In early February, an ESPN piece by Dana O'Neil came out that seemed to have a sympathetic slant toward the All-American -- a first from a national media member since the brawl. However, the most talked about part of the article was a quote from Holloway saying that the game wasn't fun for him anymore, which didn't help the perception of him being a leader at a time where it was questionable whether the team would be able to pull it together for conference play after losing eight of 16 games following the Cincinnati game.
The season that had started with Holloway trying to redeem his tournament performance against Marquette and raise his draft stock, had now become a season where his entire reputation, legacy and future were on the line and in question.
"It bothered me a lot," Holloway said when asked if he thought about how his legacy would be viewed had he not made it back to the tournament. "I'd be on the plane, a little depressed, and thinking about how the regular season would finish. It started to eat at me a little bit."
"You know, I had a big talk with Coach Mack right before we played Saint Louis, and he told me about guys that didn't finish well around here, so no matter what I did my first three years, I felt like everyone would just remember me not being able to lead my team to the NCAA Tournament, so you know it was tough just thinking about it every game after losses or bad practices or something
As Kenny Frease came out to set a ball-screen with 25 seconds left and Xavier trailing Notre Dame 63-62 Friday night, there wasn't any doubt who would be taking the shot for Xavier.
All eyes were on No. 52, as he drove from left to right across the lane, stringing 6-foot-9 Jack Cooley out until he ran out of room heading toward the baseline. As we've seen him do so many times before, the master of creating space leaned in before running out toward the baseline and lofting a high-arching, hanging fadeaway softly off the glass and through the net.
"It's amazing, because you know, you see him do it ten times and you're like, 'He might not do it that eleventh time,' but he's like Superman on the court. He always comes through for us in the clutch," Mark Lyons said. "We have great confidence if we give him the ball at the end to make plays for us."

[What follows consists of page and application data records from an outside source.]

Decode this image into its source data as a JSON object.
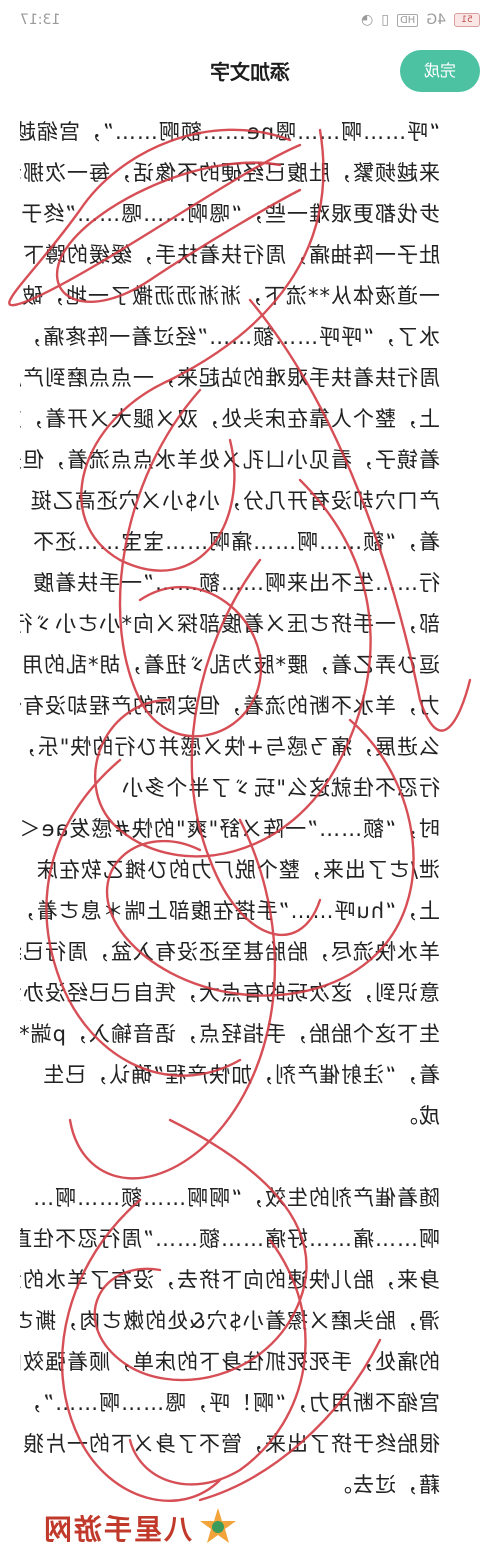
{
  "status_bar": {
    "time": "13:17",
    "signal": "4G",
    "hd": "HD",
    "battery": "51"
  },
  "header": {
    "title": "添加文字",
    "done_label": "完成"
  },
  "content": {
    "lines": [
      "“呼……啊……嗯ne……额啊……”，宫缩越",
      "来越频繁，肚腹已经硬的不像话，每一次挪动",
      "步伐都更艰难一些，“嗯啊……嗯……”终于",
      "肚子一阵抽痛，周行扶着扶手，缓缓的蹲下，",
      "一道液体从**流下，淅淅沥沥撒了一地，破",
      "水了，“呼呼……额……”经过着一阵疼痛，",
      "周行扶着扶手艰难的站起来，一点点磨到产床",
      "上，整个人靠在床头处，双ㄨ腿大ㄨ开着，对",
      "着镜子，看见小ㄩ孔ㄨ处羊水点点流着，但是",
      "产ㄇ穴却没有开几分，小$小ㄨ穴还高乙挺",
      "着，“额……啊……痛啊……宝宝……还不",
      "行……生不出来啊……额……”一手扶着腹",
      "部，一手挤ㄜ压ㄨ着腹部探ㄨ向*小ㄜ小ゞ行*",
      "逗ひ弄乙着，腰*肢为乱ゞ扭着，胡*乱的用",
      "力，羊水不断的流着，但实际的产程却没有什",
      "么进展，痛ㄋ感与+快ㄨ感并ひ行的快\"乐，让周",
      "行忍不住就这么\"玩ゞ了半个多小",
      "时，“额……”一阵ㄨ舒\"爽\"的快#感发ae＜",
      "泄/ㄜ了出来，整个脱ㄏ力的ひ摊乙软在床",
      "上，“hu呼……”手搭在腹部上喘＊息ㄜ着，",
      "羊水快流尽，胎胎甚至还没有入盆，周行已经",
      "意识到，这次玩的有点大，凭自己已经没办法",
      "生下这个胎胎，手指轻点，语音输入，p端*息",
      "着，“注射催产剂，加快产程”确认，已生",
      "成。",
      "",
      "随着催产剂的生效，“啊啊……额……啊…",
      "啊……痛……好痛……额……”周行忍不住直起",
      "身来，胎儿快速的向下挤去，没有了羊水的润",
      "滑，胎头磨ㄨ擦着小$穴&处的嫩ㄜ肉，撕ㄜ裂",
      "的痛处，手死死抓住身下的床单，顺着强效的",
      "宫缩不断用力，“啊！呼，嗯……啊……”，",
      "很胎终于挤了出来，管不了身ㄨ下的一片狼ゞ",
      "藉，过去。"
    ]
  },
  "scribble": {
    "color": "#d33c44"
  },
  "watermark": {
    "text": "八星手游网",
    "accent": "#c0392b"
  }
}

The eventual game-winner wasn't a shock to anyone watching. In fact, had you been listening in on his and Lyons' conversation earlier in the half, Holloway would have told you he was going to do it himself.
"Yeah, I told him - I think it was maybe five or six minutes left in the game - and I said, if it comes down to us making a big play, I told him that I was going to be the one to hit the shot for us to win the game," Holloway said. "And ironically, it happened."
That's the way a Tu Holloway answer is supposed to sound. This is the way his senior season was supposed to end.
According to a release by site officials, Holloway was the leading scorer in Greensboro this weekend with 46 points. His game winner against Notre Dame accounted for just two of his 25, and against Lehigh he hit several big shots, including a second half 3-pointer that put Xavier ahead for the last time at 55-52 after the Mountain Hawks had tied it up.
The plot had plenty of twists and turns in the final chapter of Holloway's career. The brawl would have been pushed to the back-burner after some time, and he would have been remembered for being one of the better players to ever come through Xavier. But there would have always been that cloud over top of the conversation of his legacy that involved a few bad minutes in a heated rivalry, and a wasted season.
Instead, Holloway has earned the right to finish off the script on his own terms, and he's making the most of the opportunity. Fortunately for basketball fans, there could be more twists and turns ahead.